§ **The task**
Please return every line from the entries that has the string "title" in it.

§ **Extracted data**
□ □ □ □ □

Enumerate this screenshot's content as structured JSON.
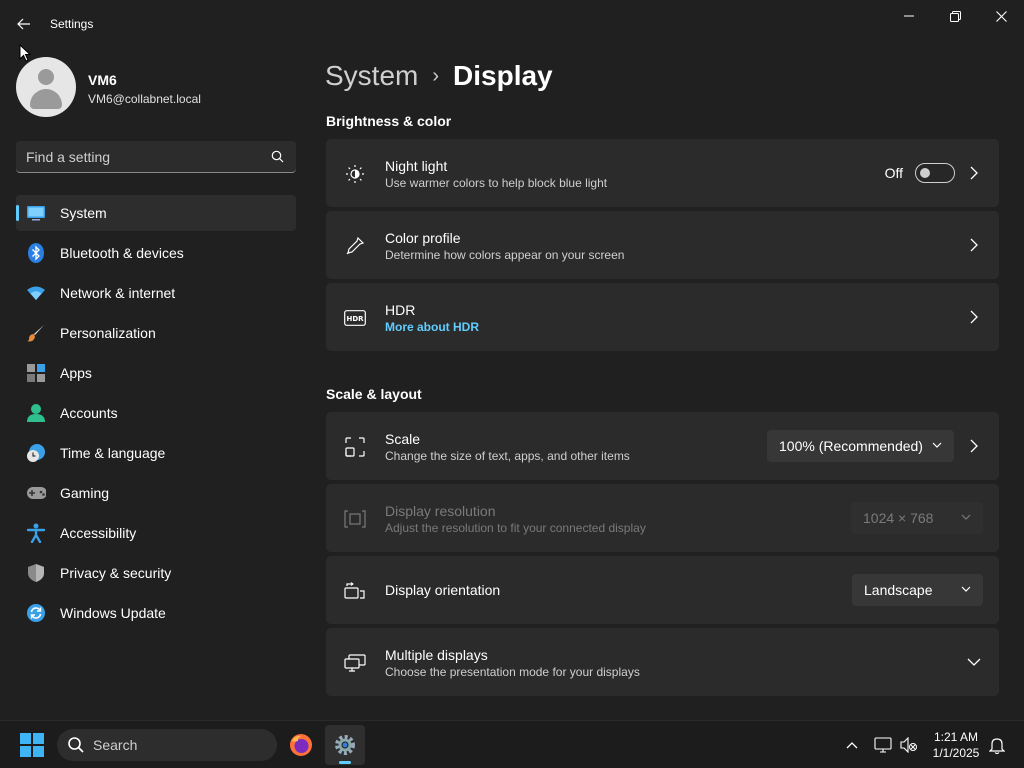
{
  "window": {
    "title": "Settings"
  },
  "user": {
    "name": "VM6",
    "email": "VM6@collabnet.local"
  },
  "sidebar": {
    "search_placeholder": "Find a setting",
    "items": [
      {
        "label": "System",
        "icon": "monitor-icon",
        "active": true
      },
      {
        "label": "Bluetooth & devices",
        "icon": "bluetooth-icon"
      },
      {
        "label": "Network & internet",
        "icon": "wifi-icon"
      },
      {
        "label": "Personalization",
        "icon": "brush-icon"
      },
      {
        "label": "Apps",
        "icon": "apps-icon"
      },
      {
        "label": "Accounts",
        "icon": "person-icon"
      },
      {
        "label": "Time & language",
        "icon": "globe-clock-icon"
      },
      {
        "label": "Gaming",
        "icon": "gamepad-icon"
      },
      {
        "label": "Accessibility",
        "icon": "accessibility-icon"
      },
      {
        "label": "Privacy & security",
        "icon": "shield-icon"
      },
      {
        "label": "Windows Update",
        "icon": "update-icon"
      }
    ]
  },
  "breadcrumb": {
    "parent": "System",
    "separator": "›",
    "current": "Display"
  },
  "sections": {
    "brightness": "Brightness & color",
    "scale_layout": "Scale & layout"
  },
  "cards": {
    "night_light": {
      "title": "Night light",
      "desc": "Use warmer colors to help block blue light",
      "state": "Off",
      "enabled": false
    },
    "color_profile": {
      "title": "Color profile",
      "desc": "Determine how colors appear on your screen"
    },
    "hdr": {
      "title": "HDR",
      "link": "More about HDR"
    },
    "scale": {
      "title": "Scale",
      "desc": "Change the size of text, apps, and other items",
      "value": "100% (Recommended)"
    },
    "resolution": {
      "title": "Display resolution",
      "desc": "Adjust the resolution to fit your connected display",
      "value": "1024 × 768",
      "disabled": true
    },
    "orientation": {
      "title": "Display orientation",
      "value": "Landscape"
    },
    "multiple": {
      "title": "Multiple displays",
      "desc": "Choose the presentation mode for your displays"
    }
  },
  "taskbar": {
    "search_label": "Search",
    "time": "1:21 AM",
    "date": "1/1/2025"
  },
  "colors": {
    "accent": "#60cdff",
    "background": "#202020",
    "card": "#2b2b2b"
  }
}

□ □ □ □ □

§ **Answer to this exercise**
    "title": "Settings"
      "title": "Night light",
      "title": "Color profile",
      "title": "HDR",
      "title": "Scale",
      "title": "Display resolution",
      "title": "Display orientation",
      "title": "Multiple displays",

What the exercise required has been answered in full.